The Scottish FA has announced heading will be banned the day before and after matches across professional football.
Clubs are also advised to limit exercises that involve repetitive heading to one weekly session.
The new guidelines come after ground-breaking research by Glasgow University’s Dr Willie Stewart.
He and his research group discovered that football players are up to three-and-half times more likely to die from brain disease and are more susceptible to diseases such as dementia.
They linked it to an excessive heading of the ball during football training and matches.
Scottish football already has guidelines in place to curb the effects of brain damage in football.
The SFA banned heading for under-12s altogether and Scotland was also one of the first countries to adopt concussion guidelines after the “if in doubt, sit them out” campaign.
Scottish FA chief executive Ian Maxwell said: “The historic University of Glasgow study (FIELD), which found an increased risk of neurodegenerative disease in retired professional footballers, compared to a matched population control group, has been a catalyst for a radical rethink of football guidance, starting in the youth game with the introduction of the heading guidelines for children between 6-17 in 2020.

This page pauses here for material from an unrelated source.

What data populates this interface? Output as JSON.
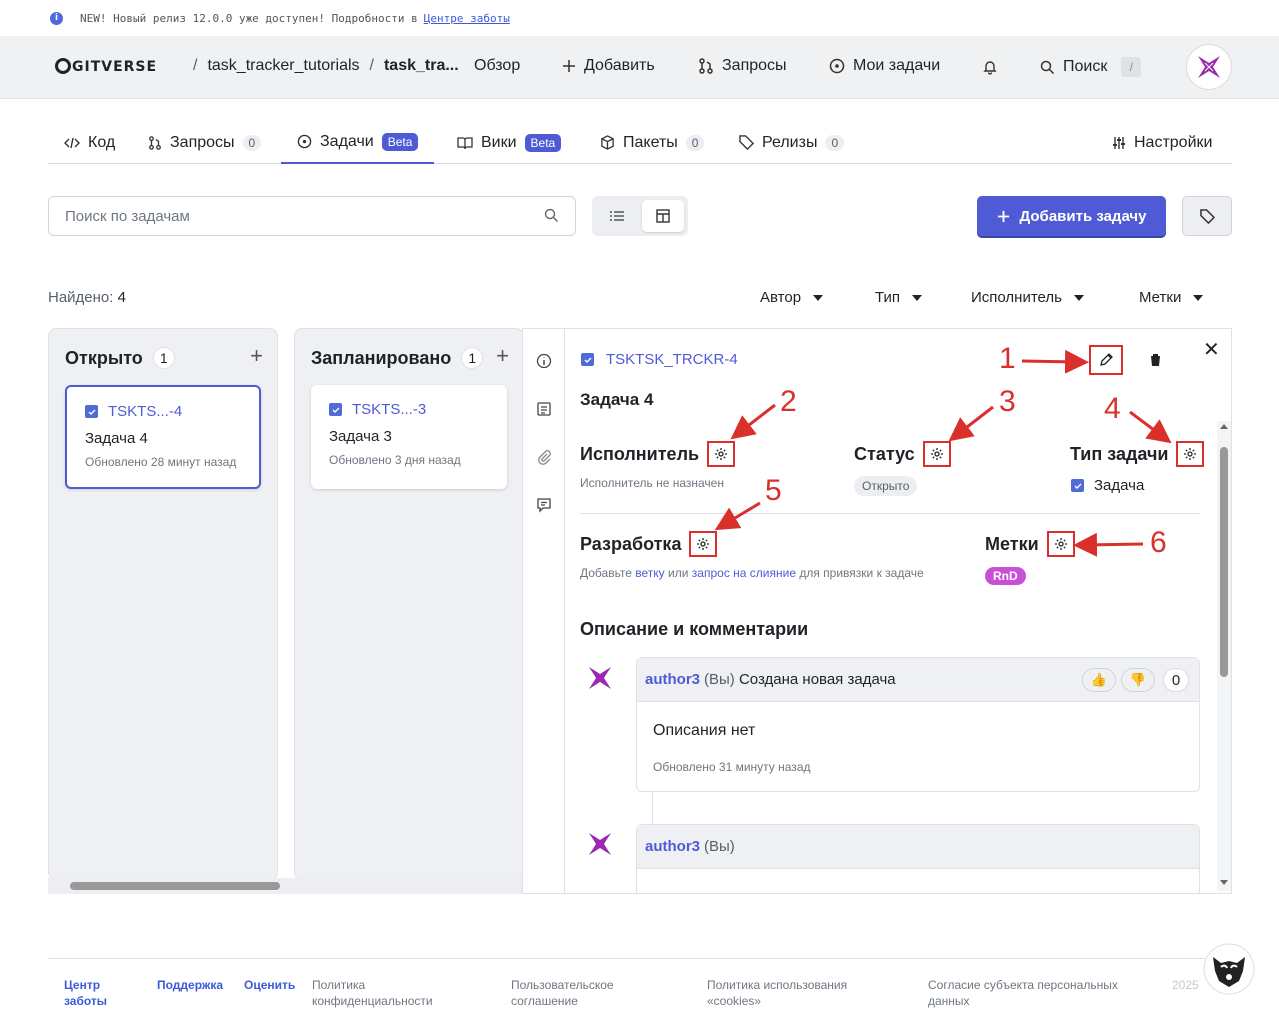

“The Scottish FA said at the time that this research should shape the thinking in the adult game not just domestically, but across the world.

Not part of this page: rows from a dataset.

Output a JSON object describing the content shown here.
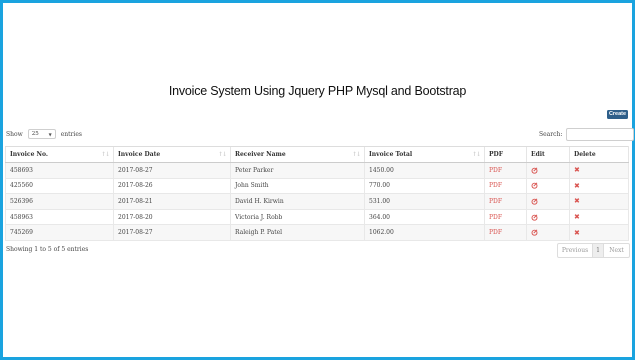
{
  "page": {
    "title": "Invoice System Using Jquery PHP Mysql and Bootstrap",
    "create_label": "Create"
  },
  "length": {
    "show_label": "Show",
    "value": "25",
    "entries_label": "entries"
  },
  "search": {
    "label": "Search:",
    "value": ""
  },
  "table": {
    "headers": [
      "Invoice No.",
      "Invoice Date",
      "Receiver Name",
      "Invoice Total",
      "PDF",
      "Edit",
      "Delete"
    ],
    "rows": [
      {
        "invoice_no": "458693",
        "date": "2017-08-27",
        "receiver": "Peter Parker",
        "total": "1450.00",
        "pdf": "PDF"
      },
      {
        "invoice_no": "425560",
        "date": "2017-08-26",
        "receiver": "John Smith",
        "total": "770.00",
        "pdf": "PDF"
      },
      {
        "invoice_no": "526396",
        "date": "2017-08-21",
        "receiver": "David H. Kirwin",
        "total": "531.00",
        "pdf": "PDF"
      },
      {
        "invoice_no": "458963",
        "date": "2017-08-20",
        "receiver": "Victoria J. Robb",
        "total": "364.00",
        "pdf": "PDF"
      },
      {
        "invoice_no": "745269",
        "date": "2017-08-27",
        "receiver": "Raleigh P. Patel",
        "total": "1062.00",
        "pdf": "PDF"
      }
    ]
  },
  "footer": {
    "info": "Showing 1 to 5 of 5 entries",
    "prev_label": "Previous",
    "page_number": "1",
    "next_label": "Next"
  },
  "icons": {
    "edit": "edit-icon",
    "delete": "delete-icon",
    "sort": "sort-icon"
  },
  "colors": {
    "frame": "#1aa3df",
    "create_button": "#2e5f8a",
    "action_red": "#d9534f"
  }
}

“I am grateful to everyone in the professional game – clubs, coaches and managers, and players – for contributing to the latest research which has culminated in these new guidelines.
“It is our intention that these guidelines will be embraced and implemented with immediate effect. The publishing of today’s guidelines represents our ongoing commitment to player welfare.”
Dr John McLean, the chief Scottish FA medical consultant said: “It is important to reiterate that while the FIELD study was not designed to identify the causes of this increased risk, both head injury and heading have been suggested as possible contributing factors to neurodegenerative disease.
“While the research continues to develop, what we already know about heading and its effects on the brain suggests that there is measurable memory impairment lasting 24-48 hours following a series of headers.
“Brain-related proteins can be detected in blood samples for a short time after heading.
“Brain scan changes have also been reported in footballers that may be linked to heading.
“Therefore, the goal is to reduce any potential cumulative effect of heading by reducing the overall exposure to heading in training.”